and even for things like mandatory settings in gnome. There are a few
exceptions like e.g. LUM which needs entries in eDirectory or
/etc/aliases where a new aliases.db file has to be created after the
modification. And obviously CUPS.

G√ľnther

mikewillis
10-Apr-2012, 17:16
This is actually what I do now. One of the students set up a python script for me that sets the printer options via the html interface of CUPS.
That sounds rather overly complicated, but maybe I'm not understanding how it works. (I'm imagining a script which constructs suitable HTTP requests and then submits them to localhost:631)

For what it's worth, I use a bash script which looks (in part) like this which uses the CUPS command line tools
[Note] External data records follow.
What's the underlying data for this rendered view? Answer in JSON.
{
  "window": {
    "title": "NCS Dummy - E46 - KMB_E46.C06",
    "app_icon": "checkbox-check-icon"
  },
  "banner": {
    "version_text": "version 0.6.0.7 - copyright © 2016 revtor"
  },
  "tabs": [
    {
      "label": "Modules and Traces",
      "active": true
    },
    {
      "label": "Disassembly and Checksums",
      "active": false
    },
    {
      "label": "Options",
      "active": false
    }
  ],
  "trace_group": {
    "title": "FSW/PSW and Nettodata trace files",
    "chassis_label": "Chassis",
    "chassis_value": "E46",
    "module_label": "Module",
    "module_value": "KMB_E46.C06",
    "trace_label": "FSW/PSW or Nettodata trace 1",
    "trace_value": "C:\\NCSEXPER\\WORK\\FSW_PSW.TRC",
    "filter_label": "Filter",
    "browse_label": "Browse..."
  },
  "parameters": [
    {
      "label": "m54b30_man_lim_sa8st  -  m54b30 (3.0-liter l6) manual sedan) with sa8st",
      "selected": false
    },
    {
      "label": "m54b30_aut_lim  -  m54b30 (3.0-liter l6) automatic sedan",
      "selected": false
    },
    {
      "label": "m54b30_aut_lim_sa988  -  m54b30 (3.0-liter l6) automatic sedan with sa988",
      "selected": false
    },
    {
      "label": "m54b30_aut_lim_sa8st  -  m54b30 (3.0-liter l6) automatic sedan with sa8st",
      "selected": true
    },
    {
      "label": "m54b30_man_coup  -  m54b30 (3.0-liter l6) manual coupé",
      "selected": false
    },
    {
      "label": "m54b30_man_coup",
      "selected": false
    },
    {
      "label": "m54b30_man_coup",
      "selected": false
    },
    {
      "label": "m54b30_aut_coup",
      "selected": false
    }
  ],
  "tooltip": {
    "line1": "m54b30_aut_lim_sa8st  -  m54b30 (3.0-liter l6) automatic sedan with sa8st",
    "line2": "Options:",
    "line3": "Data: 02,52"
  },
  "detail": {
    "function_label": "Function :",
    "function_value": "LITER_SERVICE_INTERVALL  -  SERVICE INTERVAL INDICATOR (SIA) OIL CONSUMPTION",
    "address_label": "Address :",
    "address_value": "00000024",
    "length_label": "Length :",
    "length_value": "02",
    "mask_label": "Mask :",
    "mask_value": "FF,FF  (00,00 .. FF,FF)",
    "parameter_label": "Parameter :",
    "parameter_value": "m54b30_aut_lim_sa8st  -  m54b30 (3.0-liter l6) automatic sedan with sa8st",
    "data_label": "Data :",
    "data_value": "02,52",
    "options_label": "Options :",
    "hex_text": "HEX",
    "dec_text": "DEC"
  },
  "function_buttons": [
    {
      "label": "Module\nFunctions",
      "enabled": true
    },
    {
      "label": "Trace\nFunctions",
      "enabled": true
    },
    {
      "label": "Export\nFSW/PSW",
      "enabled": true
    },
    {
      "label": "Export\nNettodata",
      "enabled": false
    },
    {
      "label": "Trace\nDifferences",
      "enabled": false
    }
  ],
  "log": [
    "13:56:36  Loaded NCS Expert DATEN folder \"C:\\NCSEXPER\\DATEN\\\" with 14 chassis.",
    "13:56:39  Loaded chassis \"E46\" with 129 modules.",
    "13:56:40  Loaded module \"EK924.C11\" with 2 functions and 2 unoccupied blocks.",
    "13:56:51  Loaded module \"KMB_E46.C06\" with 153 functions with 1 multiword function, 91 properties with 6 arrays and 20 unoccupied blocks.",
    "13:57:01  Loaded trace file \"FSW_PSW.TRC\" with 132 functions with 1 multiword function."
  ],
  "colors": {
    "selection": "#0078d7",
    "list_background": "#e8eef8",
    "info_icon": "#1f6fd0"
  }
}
# make sure cups is running.
service cups start

# occasionaly the rest of the script would try to run before cups accepts
# connections so check connection before continuing
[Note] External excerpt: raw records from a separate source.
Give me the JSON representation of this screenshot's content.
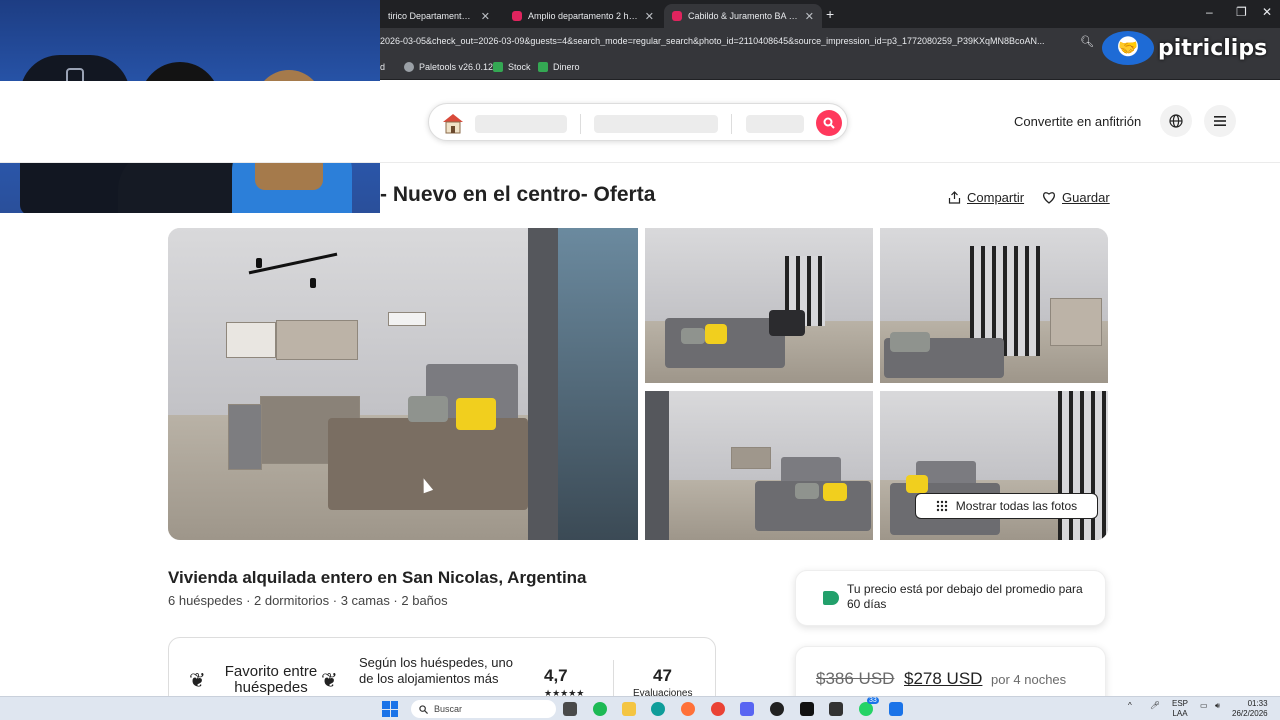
{
  "browser": {
    "tabs": [
      {
        "title": "tirico Departamento - Depa",
        "active": false
      },
      {
        "title": "Amplio departamento 2 hab @",
        "active": false
      },
      {
        "title": "Cabildo & Juramento BA Suite",
        "active": true
      }
    ],
    "new_tab_icon": "plus-icon",
    "url": "2026-03-05&check_out=2026-03-09&guests=4&search_mode=regular_search&photo_id=2110408645&source_impression_id=p3_1772080259_P39KXqMN8BcoAN...",
    "bookmarks": [
      {
        "label": "d",
        "color": "#8ab4f8"
      },
      {
        "label": "Paletools v26.0.12",
        "color": "#9aa0a6"
      },
      {
        "label": "Stock",
        "color": "#34a853"
      },
      {
        "label": "Dinero",
        "color": "#34a853"
      }
    ]
  },
  "overlay": {
    "brand": "pitriclips"
  },
  "header": {
    "host_link": "Convertite en anfitrión",
    "globe_icon": "globe-icon",
    "menu_icon": "menu-icon",
    "search_icon": "search-icon"
  },
  "listing": {
    "title": "- Nuevo en el centro- Oferta",
    "share_label": "Compartir",
    "save_label": "Guardar",
    "show_all_photos": "Mostrar todas las fotos",
    "subtitle": "Vivienda alquilada entero en San Nicolas, Argentina",
    "details": "6 huéspedes · 2 dormitorios · 3 camas · 2 baños"
  },
  "favorite": {
    "label": "Favorito entre huéspedes",
    "description": "Según los huéspedes, uno de los alojamientos más",
    "rating": "4,7",
    "stars": "★★★★★",
    "reviews_count": "47",
    "reviews_label": "Evaluaciones"
  },
  "price_tip": {
    "text": "Tu precio está por debajo del promedio para 60 días",
    "accent": "#22a06b"
  },
  "price": {
    "old": "$386 USD",
    "new": "$278 USD",
    "per": "por 4 noches",
    "brand_color": "#ff385c"
  },
  "taskbar": {
    "search_placeholder": "Buscar",
    "lang_top": "ESP",
    "lang_bottom": "LAA",
    "time": "01:33",
    "date": "26/2/2026",
    "badge": "33"
  }
}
continue="no"
let count=30;

while [ "$continue" = "no" ];do
lpstat -a &>/dev/null && continue="yes";
sleep 1
echo "$(basename $0) is waiting to contact cupsd... $count";
let count=$count-1;
if [ $count -eq 0 ];then
echo -e "\E[1;31m$(basename $0) is bored now... continuing anyway (something is wrong maybe)\E[0m";

break;
fi
done



grep -v ^# file_that_contains_printer_details | while read line;do
server=$(echo $line | cut -d , -f 2);
queue=$(echo $line | cut -d , -f 3);
protocol=$(echo $line | cut -d , -f 4);
ppd=$(echo $line | cut -d , -f 5);
location=$(echo $line | cut -d , -f 6);
miscopts=$(echo $line | cut -d , -f 7);
# set up print queue, delete any jobs that might be in it (in case the queue already existed) and ensure it's enabled and accepting jobs
lpadmin -p ${queue} -v lpd://${server}/${queue} -P ${ppd} -L "${location}" -o PageSize=A4 $miscopts && lprm -P ${queue} - && cupsenable ${queue} && /usr/sbin/accept ${queue};
done

# delete queues for printers that no longer exist
for i in $(grep -v ^# $printers_todelete);do
# send errors to /dev/null as printers probably don't exist, which causes
# an error
lpadmin -x $i 2>/dev/null
done

# lots of stuff snipped which works out which queue should be set as the default depending on various things and assigns that queue name to the the variable default
# set default printer
lpadmin -d $default;

# restart cups for chages to take effect
service cups restart

(I wrote the script yonks ago. Using an array, e.g. IFS=, read -a values << $line would be more efficient than using all those instances of echo I think. )
file_that_contains_printer_details contains lines like this

# printer in workarea foo
print_server_seven,queue_foo,lpd,/usr/share/cups/model/manufacturer-PPDs/hplip/hp-laserjet_4300-ps.ppd.gz,Workarea Foo,-o HPOption_Tray3=Tray3_500 -o HPOption_Tray4=Tray4_500

G√ľnther Schwarz
11-Apr-2012, 08:10
mikewillis wrote:
>
> G√ľnther Schwarz;3949 Wrote:
>>
>> This is actually what I do now. One of the students set up a python
>> script for me that sets the printer options via the html interface of
>> CUPS.
> That sounds rather overly complicated, but maybe I'm not understanding
> how it works. (I'm imagining a script which constructs suitable HTTP
> requests and then submits them to localhost:631)
>
> For what it's worth, I use a bash script which looks (in part) like
> this which uses the CUPS command line tools

thanks for sharing your code. You use, among other commands, lpadmin.
There is lpoptions also which in principal should do what I want to
accomplish. But is does not work for me. I have to go via the web
administration interface. Python is just one way of doing this, wget
should do the job also. And yes, this is all about submitting http
requests to the CUPS server. It helps to do a browser session first,
recording and then analyzing the traffic.

G√ľnther